Its annual report shows that as of January 29, Gap employed around 8,700 workers at headquarters locations.
The company had 97,000 staffers in total, the majority of whom worked on an hourly basis in its stores.
The Gap redundancies come on the heels of corporate layoffs at other retailers such as Walmart, Abercrombie & Fitch, and Stitch Fix.
Moreover, in the midst of a severe sales slump, Bed Bath & Beyond has announced plans to reduce its corporate staff.
Retail sales have dropped from last year’s blistering pace, as consumers spend less on clothing and household products and more on vacation and dining out.

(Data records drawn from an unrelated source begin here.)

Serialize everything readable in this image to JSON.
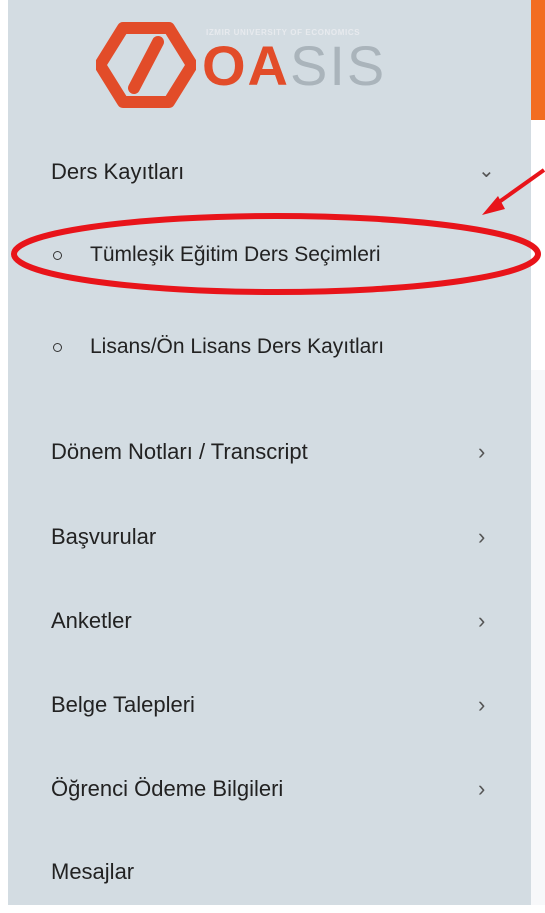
{
  "logo": {
    "subtitle": "IZMIR UNIVERSITY OF ECONOMICS",
    "word_accent": "OA",
    "word_rest": "SIS",
    "icon": "hexagon-slash-icon"
  },
  "menu": {
    "ders_kayitlari": {
      "label": "Ders Kayıtları",
      "chevron": "⌄",
      "icon": "chevron-down-icon"
    },
    "submenu": [
      {
        "label": "Tümleşik Eğitim Ders Seçimleri",
        "highlighted": true
      },
      {
        "label": "Lisans/Ön Lisans Ders Kayıtları",
        "highlighted": false
      }
    ],
    "items": [
      {
        "label": "Dönem Notları / Transcript",
        "chevron": "›"
      },
      {
        "label": "Başvurular",
        "chevron": "›"
      },
      {
        "label": "Anketler",
        "chevron": "›"
      },
      {
        "label": "Belge Talepleri",
        "chevron": "›"
      },
      {
        "label": "Öğrenci Ödeme Bilgileri",
        "chevron": "›"
      },
      {
        "label": "Mesajlar",
        "chevron": ""
      }
    ]
  },
  "colors": {
    "sidebar_bg": "#d3dce2",
    "accent_orange": "#f26d21",
    "logo_red": "#e24c29",
    "annotation_red": "#e8141a"
  }
}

Groceries, gas, and other commodities are becoming more costly as a result of inflation, leaving less room in budgets for non-essential items.
As a result, many retailers’ stocks have piled up, lowering profitability as they offer discounts to move away the products.
Source: The Wall Street Journal